Python Single vs Double Quotes: Which Should You Use
To create a string in Python, you can use either single or double-quotes. Nevertheless, in specific circumstances, the type of quotes can matter, depending on the content of the string itself. In Python, use a double quote for text, a Single quote for anything that behaves like an identifier, Double quoted raw string literals for regular expressions, and triple quotes for docstrings.
Python Single vs Double Quotes
There is no single suggested way provided by PEP 8 on where and when to use Single Quotes and Double Quotes in Python. But the community is following a standard way in which you can use Single quotes in certain scenarios, double quotes in other, and triple quotes in other cases.
- Use double quotes when strings that are used for interpolation or that are natural language messages.
- Use a single quote for small symbol-like strings but be careful when strings already contain quotes. It would be a good idea if you escaped those in-string quotes.
- Use triple double-quotes for docstrings and raw string literals for regular expressions, even if needed.
Whichever quote you choose, be consistent with your method throughout your project.
There are some exceptions like if the string you have contains one, you should use the other. For example, “You’re having a great day”, or ‘She said “Hi!”‘. Other than that, you should be as consistent as you can.
data = "He's doing a fantastic job!" print(data) data2 = 'Playstation 5' print(data2) """ Oh My God """
He's doing a fantastic job! Playstation 5
From the output, you can see that there is no difference. Instead, people will tell you to choose whichever style matches the context and to be consistent.
Escaping a String in Python
To escape a string in Python, use the forward-slash(\) operator.
info = 'You\'re a pro gamer' print(info)
You're a pro gamer
You can see that we started a string with a single quote, and inside the string, there is another single quote at ‘re. So, it will create confusion for Python, and to remove that, we need to add forward slash operator(\) to escape it, and then we can continue our sentence.
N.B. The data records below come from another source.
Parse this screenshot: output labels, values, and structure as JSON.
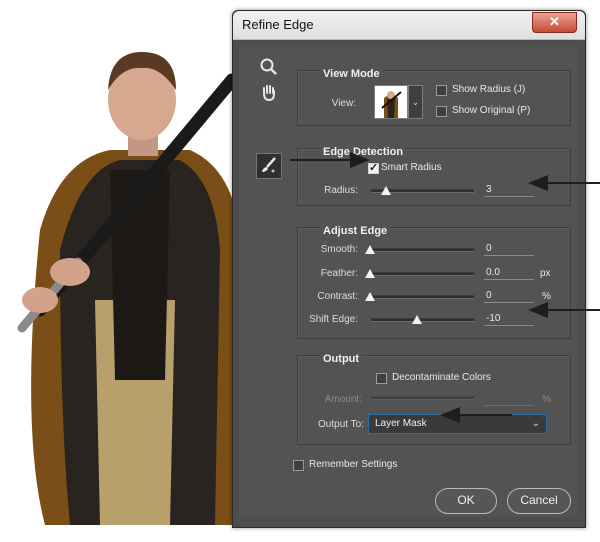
{
  "dialog": {
    "title": "Refine Edge",
    "close": "✕"
  },
  "tools": {
    "zoom": "zoom-tool",
    "hand": "hand-tool",
    "refine_brush": "refine-radius-brush"
  },
  "view_mode": {
    "title": "View Mode",
    "view_label": "View:",
    "show_radius": "Show Radius (J)",
    "show_radius_checked": false,
    "show_original": "Show Original (P)",
    "show_original_checked": false
  },
  "edge_detection": {
    "title": "Edge Detection",
    "smart_radius": "Smart Radius",
    "smart_radius_checked": true,
    "radius_label": "Radius:",
    "radius_value": "3",
    "radius_unit": ""
  },
  "adjust_edge": {
    "title": "Adjust Edge",
    "smooth_label": "Smooth:",
    "smooth_value": "0",
    "feather_label": "Feather:",
    "feather_value": "0.0",
    "feather_unit": "px",
    "contrast_label": "Contrast:",
    "contrast_value": "0",
    "contrast_unit": "%",
    "shift_edge_label": "Shift Edge:",
    "shift_edge_value": "-10"
  },
  "output": {
    "title": "Output",
    "decontaminate": "Decontaminate Colors",
    "decontaminate_checked": false,
    "amount_label": "Amount:",
    "amount_unit": "%",
    "output_to_label": "Output To:",
    "output_to_value": "Layer Mask"
  },
  "remember_settings": "Remember Settings",
  "remember_settings_checked": false,
  "buttons": {
    "ok": "OK",
    "cancel": "Cancel"
  },
  "colors": {
    "panel": "#535353",
    "accent_select_border": "#2f6ea5"
  }
}
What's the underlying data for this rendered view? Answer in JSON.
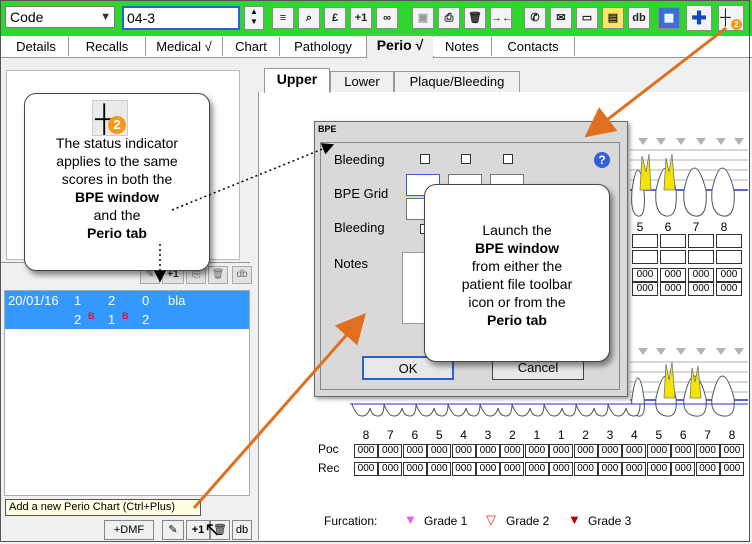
{
  "toolbar": {
    "search_type": "Code",
    "patient_value": "04-3",
    "icons": [
      "align-icon",
      "search-icon",
      "pound-icon",
      "plus-one-icon",
      "link-icon",
      "save-icon",
      "print-icon",
      "delete-icon",
      "merge-icon",
      "phone-icon",
      "letter-icon",
      "card-icon",
      "note-icon",
      "db-icon",
      "calendar-icon",
      "add-icon",
      "bpe-icon"
    ],
    "labels": {
      "pound": "£",
      "plus_one": "+1",
      "db": "db"
    }
  },
  "tabs": [
    "Details",
    "Recalls",
    "Medical √",
    "Chart",
    "Pathology",
    "Perio √",
    "Notes",
    "Contacts"
  ],
  "left_panel": {
    "mini_buttons": [
      "+1",
      "db"
    ],
    "chart_row": {
      "date": "20/01/16",
      "line1": [
        "1",
        "2",
        "0"
      ],
      "line2": [
        "2",
        "1",
        "2"
      ],
      "text": "bla",
      "flag": "B"
    },
    "tooltip": "Add a new Perio Chart (Ctrl+Plus)",
    "bottom_buttons": [
      "+DMF",
      "+1",
      "db"
    ]
  },
  "callout_left": {
    "badge": "2",
    "line1": "The status indicator",
    "line2": "applies to the same",
    "line3": "scores in both the",
    "bold1": "BPE window",
    "line4": "and the",
    "bold2": "Perio tab"
  },
  "callout_right": {
    "line1": "Launch the",
    "bold1": "BPE window",
    "line2": "from either the",
    "line3": "patient file toolbar",
    "line4": "icon or from the",
    "bold2": "Perio tab"
  },
  "right_panel": {
    "subtabs": [
      "Upper",
      "Lower",
      "Plaque/Bleeding"
    ],
    "upper_numbers": [
      "5",
      "6",
      "7",
      "8"
    ],
    "lower_numbers": [
      "8",
      "7",
      "6",
      "5",
      "4",
      "3",
      "2",
      "1",
      "1",
      "2",
      "3",
      "4",
      "5",
      "6",
      "7",
      "8"
    ],
    "row_labels": {
      "poc": "Poc",
      "rec": "Rec"
    },
    "cell_value": "000",
    "furcation": {
      "label": "Furcation:",
      "grade1": "Grade 1",
      "grade2": "Grade 2",
      "grade3": "Grade 3"
    }
  },
  "dialog": {
    "title": "BPE",
    "bleeding": "Bleeding",
    "bpe_grid": "BPE Grid",
    "bleeding2": "Bleeding",
    "notes": "Notes",
    "ok": "OK",
    "cancel": "Cancel",
    "help": "?"
  },
  "colors": {
    "toolbar": "#2fd62f",
    "selection": "#3399ff",
    "arrow": "#e07020",
    "callout_border": "#444444"
  }
}
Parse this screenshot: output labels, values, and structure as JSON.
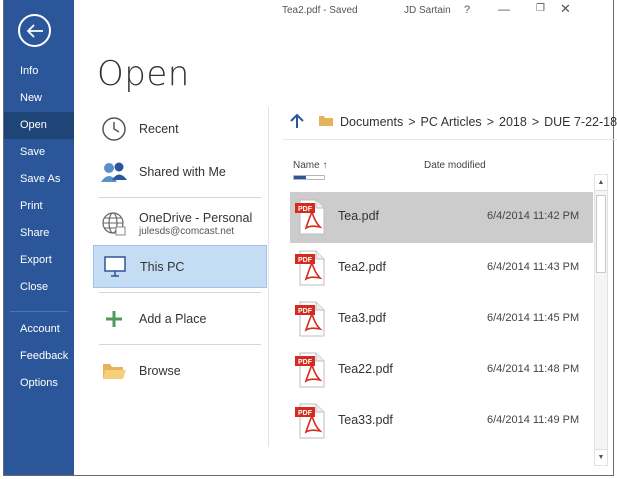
{
  "titlebar": {
    "file_status": "Tea2.pdf  -  Saved",
    "user": "JD Sartain",
    "help": "?",
    "minimize": "—",
    "maximize": "❐",
    "close": "✕"
  },
  "nav": {
    "items": [
      {
        "label": "Info"
      },
      {
        "label": "New"
      },
      {
        "label": "Open"
      },
      {
        "label": "Save"
      },
      {
        "label": "Save As"
      },
      {
        "label": "Print"
      },
      {
        "label": "Share"
      },
      {
        "label": "Export"
      },
      {
        "label": "Close"
      },
      {
        "label": "Account"
      },
      {
        "label": "Feedback"
      },
      {
        "label": "Options"
      }
    ],
    "active_index": 2
  },
  "page_title": "Open",
  "places": {
    "recent": "Recent",
    "shared": "Shared with Me",
    "onedrive": "OneDrive - Personal",
    "onedrive_account": "julesds@comcast.net",
    "thispc": "This PC",
    "addplace": "Add a Place",
    "browse": "Browse"
  },
  "breadcrumb": [
    "Documents",
    "PC Articles",
    "2018",
    "DUE 7-22-18"
  ],
  "breadcrumb_separator": ">",
  "columns": {
    "name": "Name ↑",
    "date": "Date modified"
  },
  "files": [
    {
      "name": "Tea.pdf",
      "date": "6/4/2014 11:42 PM",
      "selected": true
    },
    {
      "name": "Tea2.pdf",
      "date": "6/4/2014 11:43 PM",
      "selected": false
    },
    {
      "name": "Tea3.pdf",
      "date": "6/4/2014 11:45 PM",
      "selected": false
    },
    {
      "name": "Tea22.pdf",
      "date": "6/4/2014 11:48 PM",
      "selected": false
    },
    {
      "name": "Tea33.pdf",
      "date": "6/4/2014 11:49 PM",
      "selected": false
    }
  ],
  "file_icon_badge": "PDF",
  "icons": {
    "back": "back-arrow-icon",
    "recent": "clock-icon",
    "shared": "people-icon",
    "onedrive": "globe-icon",
    "thispc": "computer-icon",
    "addplace": "plus-icon",
    "browse": "folder-icon",
    "file": "pdf-icon",
    "up": "up-arrow-icon"
  },
  "colors": {
    "nav_bg": "#2b579a",
    "nav_active": "#1e4478",
    "selected_place": "#c5dcf5",
    "selected_file": "#cccccc",
    "pdf_red": "#d52b1e"
  }
}
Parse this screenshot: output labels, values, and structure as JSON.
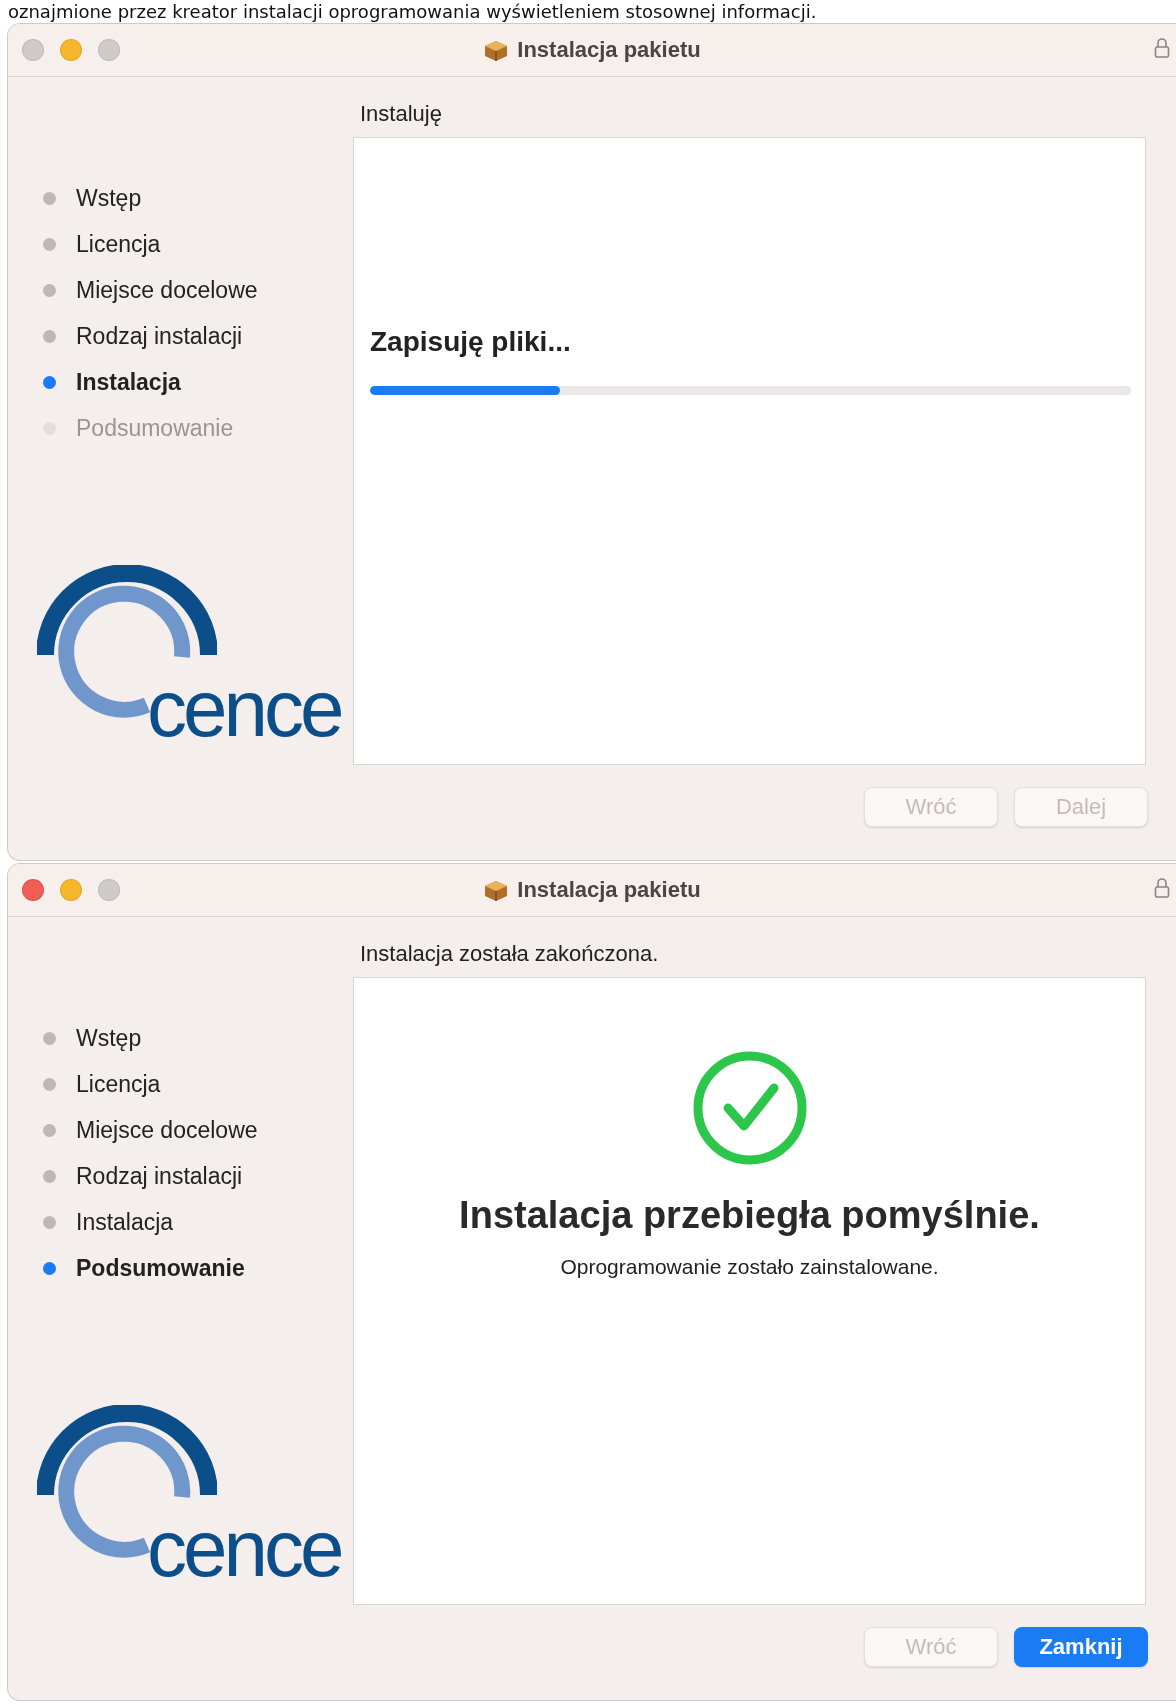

You can escape it with double quotes, too, with the same forward slash operator.
That is it for Python Single vs Double Quotes Tutorial.